_Exercise brief_
With no edits of any kind, print each record that follows.

_Supplied records_
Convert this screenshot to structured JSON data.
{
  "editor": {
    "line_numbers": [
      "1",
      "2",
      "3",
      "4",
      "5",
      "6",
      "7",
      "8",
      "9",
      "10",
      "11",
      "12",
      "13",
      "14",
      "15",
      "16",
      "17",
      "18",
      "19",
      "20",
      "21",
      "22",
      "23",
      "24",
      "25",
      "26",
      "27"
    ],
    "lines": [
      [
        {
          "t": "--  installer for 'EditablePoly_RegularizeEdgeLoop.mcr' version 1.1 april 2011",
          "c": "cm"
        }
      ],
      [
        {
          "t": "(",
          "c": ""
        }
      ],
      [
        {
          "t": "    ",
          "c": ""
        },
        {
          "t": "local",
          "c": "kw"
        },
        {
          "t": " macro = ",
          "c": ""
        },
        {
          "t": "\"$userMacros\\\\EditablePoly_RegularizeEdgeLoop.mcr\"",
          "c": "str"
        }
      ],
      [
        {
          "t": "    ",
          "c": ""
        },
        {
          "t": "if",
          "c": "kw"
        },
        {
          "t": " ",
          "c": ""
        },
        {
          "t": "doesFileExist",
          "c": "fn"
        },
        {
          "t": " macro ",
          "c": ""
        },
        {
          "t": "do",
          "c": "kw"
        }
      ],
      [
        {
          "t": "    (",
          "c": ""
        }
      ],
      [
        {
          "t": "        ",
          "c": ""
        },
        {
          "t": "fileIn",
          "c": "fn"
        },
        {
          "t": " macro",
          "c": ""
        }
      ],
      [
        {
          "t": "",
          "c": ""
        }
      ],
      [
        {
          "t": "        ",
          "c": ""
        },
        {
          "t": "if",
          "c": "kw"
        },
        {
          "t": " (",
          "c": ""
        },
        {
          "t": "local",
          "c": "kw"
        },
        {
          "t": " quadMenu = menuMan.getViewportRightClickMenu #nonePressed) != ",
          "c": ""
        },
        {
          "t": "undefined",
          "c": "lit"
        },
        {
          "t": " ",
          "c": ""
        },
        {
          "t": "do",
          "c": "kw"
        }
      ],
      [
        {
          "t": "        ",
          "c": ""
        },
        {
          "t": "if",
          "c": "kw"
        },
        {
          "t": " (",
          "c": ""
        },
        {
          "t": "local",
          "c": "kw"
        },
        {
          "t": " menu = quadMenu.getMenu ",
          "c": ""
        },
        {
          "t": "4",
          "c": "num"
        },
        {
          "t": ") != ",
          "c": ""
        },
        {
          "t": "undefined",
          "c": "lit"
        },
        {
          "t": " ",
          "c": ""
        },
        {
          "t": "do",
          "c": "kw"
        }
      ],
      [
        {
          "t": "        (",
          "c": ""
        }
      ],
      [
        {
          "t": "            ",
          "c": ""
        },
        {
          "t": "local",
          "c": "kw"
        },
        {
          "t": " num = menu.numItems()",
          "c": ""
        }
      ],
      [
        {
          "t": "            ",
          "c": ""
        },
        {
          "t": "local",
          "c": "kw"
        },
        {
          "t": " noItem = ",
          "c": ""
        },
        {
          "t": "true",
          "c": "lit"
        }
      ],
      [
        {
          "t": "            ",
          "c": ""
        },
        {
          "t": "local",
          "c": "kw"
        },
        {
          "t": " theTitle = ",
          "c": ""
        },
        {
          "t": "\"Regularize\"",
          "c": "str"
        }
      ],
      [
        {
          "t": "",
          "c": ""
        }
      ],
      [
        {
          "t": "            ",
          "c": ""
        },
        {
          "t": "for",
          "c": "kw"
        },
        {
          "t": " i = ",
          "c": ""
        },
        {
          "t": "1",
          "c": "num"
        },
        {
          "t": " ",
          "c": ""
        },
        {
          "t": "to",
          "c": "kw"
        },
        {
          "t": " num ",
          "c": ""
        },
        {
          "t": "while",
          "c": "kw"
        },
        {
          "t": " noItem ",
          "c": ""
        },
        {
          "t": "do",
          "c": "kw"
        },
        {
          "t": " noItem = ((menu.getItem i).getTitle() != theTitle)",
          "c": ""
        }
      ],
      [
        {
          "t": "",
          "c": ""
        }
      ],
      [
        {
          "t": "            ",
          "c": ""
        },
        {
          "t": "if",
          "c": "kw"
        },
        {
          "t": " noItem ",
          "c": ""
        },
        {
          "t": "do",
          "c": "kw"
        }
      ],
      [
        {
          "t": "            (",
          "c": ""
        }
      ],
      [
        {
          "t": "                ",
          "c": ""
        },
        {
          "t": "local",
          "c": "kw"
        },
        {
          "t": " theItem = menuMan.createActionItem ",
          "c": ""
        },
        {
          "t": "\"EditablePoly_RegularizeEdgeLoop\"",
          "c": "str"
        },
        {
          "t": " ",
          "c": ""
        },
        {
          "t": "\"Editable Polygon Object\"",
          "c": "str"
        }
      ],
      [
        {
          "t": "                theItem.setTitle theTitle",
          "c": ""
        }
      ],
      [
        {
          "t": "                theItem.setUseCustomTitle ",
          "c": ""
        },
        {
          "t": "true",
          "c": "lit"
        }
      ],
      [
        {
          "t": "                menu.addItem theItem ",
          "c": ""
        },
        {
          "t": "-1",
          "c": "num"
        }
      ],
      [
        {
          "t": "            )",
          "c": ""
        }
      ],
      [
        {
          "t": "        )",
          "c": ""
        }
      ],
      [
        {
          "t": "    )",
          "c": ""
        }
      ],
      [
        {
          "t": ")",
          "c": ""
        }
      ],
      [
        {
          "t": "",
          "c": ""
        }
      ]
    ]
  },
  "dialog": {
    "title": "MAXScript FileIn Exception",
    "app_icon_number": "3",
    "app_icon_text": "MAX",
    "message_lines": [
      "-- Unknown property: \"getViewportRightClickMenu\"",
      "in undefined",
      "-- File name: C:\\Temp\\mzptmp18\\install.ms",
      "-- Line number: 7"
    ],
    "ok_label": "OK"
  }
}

_The completed task_
Convert this screenshot to structured JSON data.
{
  "editor": {
    "line_numbers": [
      "1",
      "2",
      "3",
      "4",
      "5",
      "6",
      "7",
      "8",
      "9",
      "10",
      "11",
      "12",
      "13",
      "14",
      "15",
      "16",
      "17",
      "18",
      "19",
      "20",
      "21",
      "22",
      "23",
      "24",
      "25",
      "26",
      "27"
    ],
    "lines": [
      [
        {
          "t": "--  installer for 'EditablePoly_RegularizeEdgeLoop.mcr' version 1.1 april 2011",
          "c": "cm"
        }
      ],
      [
        {
          "t": "(",
          "c": ""
        }
      ],
      [
        {
          "t": "    ",
          "c": ""
        },
        {
          "t": "local",
          "c": "kw"
        },
        {
          "t": " macro = ",
          "c": ""
        },
        {
          "t": "\"$userMacros\\\\EditablePoly_RegularizeEdgeLoop.mcr\"",
          "c": "str"
        }
      ],
      [
        {
          "t": "    ",
          "c": ""
        },
        {
          "t": "if",
          "c": "kw"
        },
        {
          "t": " ",
          "c": ""
        },
        {
          "t": "doesFileExist",
          "c": "fn"
        },
        {
          "t": " macro ",
          "c": ""
        },
        {
          "t": "do",
          "c": "kw"
        }
      ],
      [
        {
          "t": "    (",
          "c": ""
        }
      ],
      [
        {
          "t": "        ",
          "c": ""
        },
        {
          "t": "fileIn",
          "c": "fn"
        },
        {
          "t": " macro",
          "c": ""
        }
      ],
      [
        {
          "t": "",
          "c": ""
        }
      ],
      [
        {
          "t": "        ",
          "c": ""
        },
        {
          "t": "if",
          "c": "kw"
        },
        {
          "t": " (",
          "c": ""
        },
        {
          "t": "local",
          "c": "kw"
        },
        {
          "t": " quadMenu = menuMan.getViewportRightClickMenu #nonePressed) != ",
          "c": ""
        },
        {
          "t": "undefined",
          "c": "lit"
        },
        {
          "t": " ",
          "c": ""
        },
        {
          "t": "do",
          "c": "kw"
        }
      ],
      [
        {
          "t": "        ",
          "c": ""
        },
        {
          "t": "if",
          "c": "kw"
        },
        {
          "t": " (",
          "c": ""
        },
        {
          "t": "local",
          "c": "kw"
        },
        {
          "t": " menu = quadMenu.getMenu ",
          "c": ""
        },
        {
          "t": "4",
          "c": "num"
        },
        {
          "t": ") != ",
          "c": ""
        },
        {
          "t": "undefined",
          "c": "lit"
        },
        {
          "t": " ",
          "c": ""
        },
        {
          "t": "do",
          "c": "kw"
        }
      ],
      [
        {
          "t": "        (",
          "c": ""
        }
      ],
      [
        {
          "t": "            ",
          "c": ""
        },
        {
          "t": "local",
          "c": "kw"
        },
        {
          "t": " num = menu.numItems()",
          "c": ""
        }
      ],
      [
        {
          "t": "            ",
          "c": ""
        },
        {
          "t": "local",
          "c": "kw"
        },
        {
          "t": " noItem = ",
          "c": ""
        },
        {
          "t": "true",
          "c": "lit"
        }
      ],
      [
        {
          "t": "            ",
          "c": ""
        },
        {
          "t": "local",
          "c": "kw"
        },
        {
          "t": " theTitle = ",
          "c": ""
        },
        {
          "t": "\"Regularize\"",
          "c": "str"
        }
      ],
      [
        {
          "t": "",
          "c": ""
        }
      ],
      [
        {
          "t": "            ",
          "c": ""
        },
        {
          "t": "for",
          "c": "kw"
        },
        {
          "t": " i = ",
          "c": ""
        },
        {
          "t": "1",
          "c": "num"
        },
        {
          "t": " ",
          "c": ""
        },
        {
          "t": "to",
          "c": "kw"
        },
        {
          "t": " num ",
          "c": ""
        },
        {
          "t": "while",
          "c": "kw"
        },
        {
          "t": " noItem ",
          "c": ""
        },
        {
          "t": "do",
          "c": "kw"
        },
        {
          "t": " noItem = ((menu.getItem i).getTitle() != theTitle)",
          "c": ""
        }
      ],
      [
        {
          "t": "",
          "c": ""
        }
      ],
      [
        {
          "t": "            ",
          "c": ""
        },
        {
          "t": "if",
          "c": "kw"
        },
        {
          "t": " noItem ",
          "c": ""
        },
        {
          "t": "do",
          "c": "kw"
        }
      ],
      [
        {
          "t": "            (",
          "c": ""
        }
      ],
      [
        {
          "t": "                ",
          "c": ""
        },
        {
          "t": "local",
          "c": "kw"
        },
        {
          "t": " theItem = menuMan.createActionItem ",
          "c": ""
        },
        {
          "t": "\"EditablePoly_RegularizeEdgeLoop\"",
          "c": "str"
        },
        {
          "t": " ",
          "c": ""
        },
        {
          "t": "\"Editable Polygon Object\"",
          "c": "str"
        }
      ],
      [
        {
          "t": "                theItem.setTitle theTitle",
          "c": ""
        }
      ],
      [
        {
          "t": "                theItem.setUseCustomTitle ",
          "c": ""
        },
        {
          "t": "true",
          "c": "lit"
        }
      ],
      [
        {
          "t": "                menu.addItem theItem ",
          "c": ""
        },
        {
          "t": "-1",
          "c": "num"
        }
      ],
      [
        {
          "t": "            )",
          "c": ""
        }
      ],
      [
        {
          "t": "        )",
          "c": ""
        }
      ],
      [
        {
          "t": "    )",
          "c": ""
        }
      ],
      [
        {
          "t": ")",
          "c": ""
        }
      ],
      [
        {
          "t": "",
          "c": ""
        }
      ]
    ]
  },
  "dialog": {
    "title": "MAXScript FileIn Exception",
    "app_icon_number": "3",
    "app_icon_text": "MAX",
    "message_lines": [
      "-- Unknown property: \"getViewportRightClickMenu\"",
      "in undefined",
      "-- File name: C:\\Temp\\mzptmp18\\install.ms",
      "-- Line number: 7"
    ],
    "ok_label": "OK"
  }
}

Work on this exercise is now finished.